The Anglians arrive in the Lothians
The context for our project is the Anglian occupation and settlement of the Lothians, and the establishment of their brand of Christianity throughout the region. Anglian expansion into the Lothians began during the reign of Ethelfrith (AD 592-616), who had defeated the Gododdin at Catterick in around AD 600. In around AD 603 he defeated King Aedan of Dalriada at Degsastan, an unidentified battle ground probably in the lower Tweed basin or in Liddesdale. Two key historical events bookmark the Anglo-Saxon period in the Lothians: in AD 638 Edinburgh was besieged by Oswald, king of Northumbria; and in AD 973 Edgar of Wessex ceded Lothian to the Scottish king, Kenneth II.
The most important secular site in the Lothians in Anglian times was probably at Dunbar. Excavations at Castle Park, Dunbar, suggest that this was the location of an indigenous British tribal centre, which was later taken over by the Northumbrians. This is supported by historical records, which suggest that the town was a royal stronghold in the 7th century AD.
Archaeological evidence for the Northumbrian presence is dominated by the identification of timber halls akin to the feasting halls or mead-halls that feature in the Old English epic poem, Beowulf. One such timber hall was excavated at Doon Hill, and another is suspected from cropmarks at Whitekirk. In Aberlady’s Glebe Field, geophysical survey has revealed what appears to be two timber halls, one overlying the other (meaning that they represent two discrete phases of occupation), and a series of ditch-defined enclosures.
There are only two other sites in the Lothians that have yielded evidence for Northumbrian settlement: one at Eldbotle, near North Berwick, and another at Ratho, Midlothian. Even the placename Eldbotle, or Eld–bōtl, means ‘old hall or building’, and excavations have revealed evidence for occupation in the 5th-7th and 9th-11th centuries AD. At Ratho, a sunken building known as a grübenhaus has been interpreted as a weaving workshop due to the assemblage of clay loomweights found within it. Radiocarbon dates indicate activity here in the 6th-9th centuries AD.
Early Christianity in the Lothians
There were already established Christian settlements in the lands that were annexed by the Anglo-Saxons.

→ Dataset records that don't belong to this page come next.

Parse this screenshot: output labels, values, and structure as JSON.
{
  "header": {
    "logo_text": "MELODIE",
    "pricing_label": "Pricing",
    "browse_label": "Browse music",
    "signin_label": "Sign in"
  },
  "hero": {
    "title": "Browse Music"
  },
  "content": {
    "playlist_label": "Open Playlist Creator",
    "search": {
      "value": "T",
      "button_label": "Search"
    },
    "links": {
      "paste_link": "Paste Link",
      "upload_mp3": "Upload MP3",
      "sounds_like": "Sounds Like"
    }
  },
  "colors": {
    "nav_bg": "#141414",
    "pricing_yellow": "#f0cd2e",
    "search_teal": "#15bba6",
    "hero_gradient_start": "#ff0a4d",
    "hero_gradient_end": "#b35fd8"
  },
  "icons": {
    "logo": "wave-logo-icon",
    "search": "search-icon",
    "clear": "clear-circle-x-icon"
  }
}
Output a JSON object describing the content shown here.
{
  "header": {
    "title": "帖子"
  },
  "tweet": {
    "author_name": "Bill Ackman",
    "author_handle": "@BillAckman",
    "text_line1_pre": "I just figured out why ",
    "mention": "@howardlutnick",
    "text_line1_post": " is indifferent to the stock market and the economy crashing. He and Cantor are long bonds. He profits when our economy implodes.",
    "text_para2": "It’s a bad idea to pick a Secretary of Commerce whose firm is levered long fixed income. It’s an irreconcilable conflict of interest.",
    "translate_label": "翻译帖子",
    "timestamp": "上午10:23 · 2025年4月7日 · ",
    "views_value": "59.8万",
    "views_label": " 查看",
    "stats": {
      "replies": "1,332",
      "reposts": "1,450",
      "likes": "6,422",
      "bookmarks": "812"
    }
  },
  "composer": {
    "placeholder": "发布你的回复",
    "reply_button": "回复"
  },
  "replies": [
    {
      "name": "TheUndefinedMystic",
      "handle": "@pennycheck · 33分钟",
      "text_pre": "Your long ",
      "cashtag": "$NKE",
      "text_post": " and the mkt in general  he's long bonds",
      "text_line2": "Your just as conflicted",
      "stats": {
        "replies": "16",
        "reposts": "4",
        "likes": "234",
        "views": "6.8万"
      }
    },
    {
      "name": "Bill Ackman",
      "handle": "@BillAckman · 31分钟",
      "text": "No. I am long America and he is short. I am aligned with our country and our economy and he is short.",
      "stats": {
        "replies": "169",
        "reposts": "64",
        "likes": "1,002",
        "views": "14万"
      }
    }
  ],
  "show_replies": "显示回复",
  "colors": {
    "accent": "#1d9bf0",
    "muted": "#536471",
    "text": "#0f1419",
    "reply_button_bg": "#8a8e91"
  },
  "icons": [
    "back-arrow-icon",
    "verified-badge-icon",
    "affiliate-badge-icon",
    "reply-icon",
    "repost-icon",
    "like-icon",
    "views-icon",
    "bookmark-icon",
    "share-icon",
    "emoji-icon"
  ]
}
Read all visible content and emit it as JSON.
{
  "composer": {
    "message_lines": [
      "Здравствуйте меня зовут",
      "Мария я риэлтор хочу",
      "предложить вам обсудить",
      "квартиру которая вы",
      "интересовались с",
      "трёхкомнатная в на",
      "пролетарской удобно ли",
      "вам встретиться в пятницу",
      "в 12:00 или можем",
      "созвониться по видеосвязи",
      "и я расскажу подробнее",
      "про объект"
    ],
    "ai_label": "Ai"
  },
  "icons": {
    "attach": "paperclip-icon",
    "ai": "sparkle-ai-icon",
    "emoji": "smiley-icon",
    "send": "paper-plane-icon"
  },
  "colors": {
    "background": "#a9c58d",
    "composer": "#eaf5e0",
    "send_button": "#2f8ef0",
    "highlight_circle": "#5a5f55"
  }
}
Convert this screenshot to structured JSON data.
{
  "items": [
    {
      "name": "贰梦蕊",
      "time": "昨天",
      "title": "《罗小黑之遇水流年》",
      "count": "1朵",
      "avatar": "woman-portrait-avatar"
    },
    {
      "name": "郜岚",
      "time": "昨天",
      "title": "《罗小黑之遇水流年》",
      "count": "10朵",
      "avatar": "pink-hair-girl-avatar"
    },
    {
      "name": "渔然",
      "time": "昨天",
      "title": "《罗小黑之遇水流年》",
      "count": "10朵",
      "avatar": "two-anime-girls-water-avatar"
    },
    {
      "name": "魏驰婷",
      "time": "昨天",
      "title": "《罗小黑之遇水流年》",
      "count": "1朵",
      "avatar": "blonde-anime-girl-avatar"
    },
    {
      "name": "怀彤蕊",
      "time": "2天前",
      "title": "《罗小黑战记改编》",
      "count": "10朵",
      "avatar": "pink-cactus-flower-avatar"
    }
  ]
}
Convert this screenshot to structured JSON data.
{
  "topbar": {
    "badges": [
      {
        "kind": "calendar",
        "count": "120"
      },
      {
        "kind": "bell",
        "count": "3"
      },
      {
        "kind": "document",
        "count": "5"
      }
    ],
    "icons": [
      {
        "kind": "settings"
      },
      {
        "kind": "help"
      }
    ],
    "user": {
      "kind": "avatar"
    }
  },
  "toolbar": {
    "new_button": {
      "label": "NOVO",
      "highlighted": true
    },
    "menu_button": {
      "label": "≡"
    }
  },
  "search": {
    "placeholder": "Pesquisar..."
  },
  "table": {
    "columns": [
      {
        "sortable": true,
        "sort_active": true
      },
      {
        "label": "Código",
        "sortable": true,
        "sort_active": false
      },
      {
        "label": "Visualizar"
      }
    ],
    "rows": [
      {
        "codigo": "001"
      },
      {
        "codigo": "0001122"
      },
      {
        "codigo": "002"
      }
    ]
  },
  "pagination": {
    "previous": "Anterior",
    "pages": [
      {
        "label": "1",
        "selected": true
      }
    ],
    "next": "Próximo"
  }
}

We can trace these communities through changing burial practices: Christian communities buried their dead on an east-west alignment, in simple graves or in long cists (stone boxes dug into the ground and used much like coffins, with the deceased being buried lying outstretched on their backs). Many long cist cemeteries have been identified across the Lothians, indicating that there were thriving Christian communities before the Northumbrians arrived, and it seems probable that local tribal leaders had converted by around AD 600. The Northumbrians established ecclesiastical centres, bringing with them their own brand of Christianity, at Abercorn and Tyninghame, and thanks to recent excavations we now know that they established a monastic community at Auldhame.
It is probable that Aberlady was already a recognised Christian centre prior to the arrival of monks from Iona, and that the settlement referred to by the Northumbrians as ‘Pefferham’ is in fact Aberlady.
Carved stone cross fragments from Aberlady (see below), Morham and Tyninghame imply the existence of Anglian churches in East Lothian, but only at Tyninghame is there supporting evidence for such a church, which probably occupied the same site as the 12th century St Baldred’s Church which stands there today.
Aidan of Lindisfarne is believed to have passed through Aberlady when he made the journey from Iona to Lindisfarne (left), leading to the creation of an overland pilgrimage route.
The identification of two possible timber halls in the Glebe Field, combined with many chance finds of early historic material (below), leave us in little doubt that there was a settlement in Aberlady during the Anglo-Saxon period.
Chance finds from Aberlady
One of the most telling clues to Aberlady’s Anglo-Saxon past is a fragment of elaborately carved stone that would once have formed part of a monumental sculpture, the Aberlady High Cross. It was discovered in 1863 built into the wall of the manse garden, which lies close to the chapel. It is not uncommon to find early historic carved stones built into much more recent structures – sometimes they are reused for their aesthetic appeal, and sometimes seemingly just because they were the right size and shape for the job! Although only a small fragment of the shaft – around 0.6m in length – survives, comparison with other examples suggests that the original cross would have stood over 6m tall. The style of carving suggests that it dates to the 8th century AD. The carvings include flora and fauna, and traces of tin lining the eye-sockets of some of the birds suggest that shiny stones or glass nuggets were placed there, adding a lifelike gleam to their eyes. It is likely that the original cross was painted in bright colours, although no trace survives – read more here. A reconstruction of the Aberlady High Cross stands in the Memorial Garden at the west end of the village.
Another significant chance find is an impressive openwork pin head of Mercian style. Mercia was the kingdom to the south of Northumbria, in what is now known as the East Midlands. The pin head features a fantastical beast, and based on its style, the can be dated to the 8th century. Metalwork from this period is rare across England, and this example, far north of the usual geographical range for this type of artefact, is an important addition to the existing body of evidence.